Omitting all pictures, copy word for word the lines from the line containing "Enumerate this screenshot's" through the final line of the entries.

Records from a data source
^^^^^^^^^^^^^^^^

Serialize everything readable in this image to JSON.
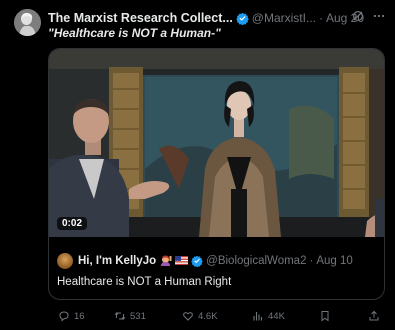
{
  "post": {
    "author_name": "The Marxist Research Collect...",
    "author_handle": "@MarxistI...",
    "date": "Aug 20",
    "text": "\"Healthcare is NOT a Human-\""
  },
  "media": {
    "duration": "0:02",
    "kind": "video"
  },
  "quoted_post": {
    "author_name": "Hi, I'm KellyJo",
    "author_handle": "@BiologicalWoma2",
    "date": "Aug 10",
    "text": "Healthcare is NOT a Human Right"
  },
  "actions": {
    "replies": "16",
    "reposts": "531",
    "likes": "4.6K",
    "views": "44K"
  },
  "colors": {
    "background": "#000000",
    "text_primary": "#e7e9ea",
    "text_secondary": "#71767b",
    "verified": "#1d9bf0",
    "border": "#2f3336"
  },
  "icons": [
    "verified-badge-icon",
    "grok-icon",
    "more-icon",
    "reply-icon",
    "repost-icon",
    "like-icon",
    "views-icon",
    "bookmark-icon",
    "share-icon"
  ],
  "separator": "·"
}
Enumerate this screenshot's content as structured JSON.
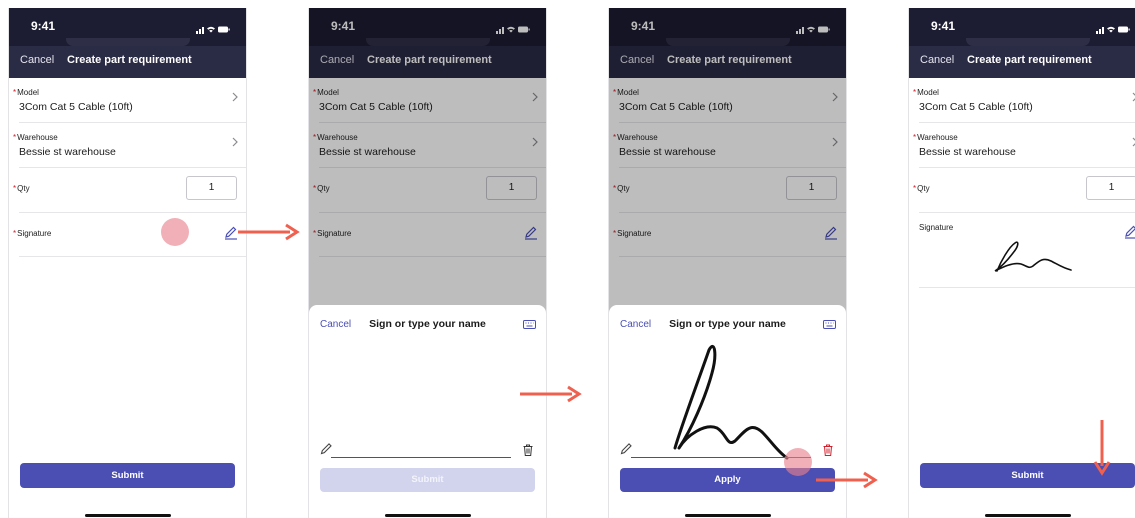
{
  "colors": {
    "accent": "#4b4fb3",
    "required": "#d1202c",
    "arrow": "#f0604f",
    "navbar": "#2a2b45"
  },
  "status": {
    "time": "9:41"
  },
  "nav": {
    "cancel": "Cancel",
    "title": "Create part requirement"
  },
  "form": {
    "model_label": "Model",
    "model_value": "3Com Cat 5 Cable (10ft)",
    "warehouse_label": "Warehouse",
    "warehouse_value": "Bessie st warehouse",
    "qty_label": "Qty",
    "qty_value": "1",
    "signature_label": "Signature"
  },
  "sheet": {
    "cancel": "Cancel",
    "title": "Sign or type your name"
  },
  "buttons": {
    "submit": "Submit",
    "apply": "Apply"
  },
  "icons": {
    "chevron": "chevron-right-icon",
    "pencil": "pencil-icon",
    "keyboard": "keyboard-icon",
    "trash": "trash-icon",
    "signal": "signal-icon",
    "wifi": "wifi-icon",
    "battery": "battery-icon"
  }
}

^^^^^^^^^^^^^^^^

### [Solution to the problem]
Enumerate this screenshot's content as structured JSON.
{
  "colors": {
    "accent": "#4b4fb3",
    "required": "#d1202c",
    "arrow": "#f0604f",
    "navbar": "#2a2b45"
  },
  "status": {
    "time": "9:41"
  },
  "nav": {
    "cancel": "Cancel",
    "title": "Create part requirement"
  },
  "form": {
    "model_label": "Model",
    "model_value": "3Com Cat 5 Cable (10ft)",
    "warehouse_label": "Warehouse",
    "warehouse_value": "Bessie st warehouse",
    "qty_label": "Qty",
    "qty_value": "1",
    "signature_label": "Signature"
  },
  "sheet": {
    "cancel": "Cancel",
    "title": "Sign or type your name"
  },
  "buttons": {
    "submit": "Submit",
    "apply": "Apply"
  },
  "icons": {
    "chevron": "chevron-right-icon",
    "pencil": "pencil-icon",
    "keyboard": "keyboard-icon",
    "trash": "trash-icon",
    "signal": "signal-icon",
    "wifi": "wifi-icon",
    "battery": "battery-icon"
  }
}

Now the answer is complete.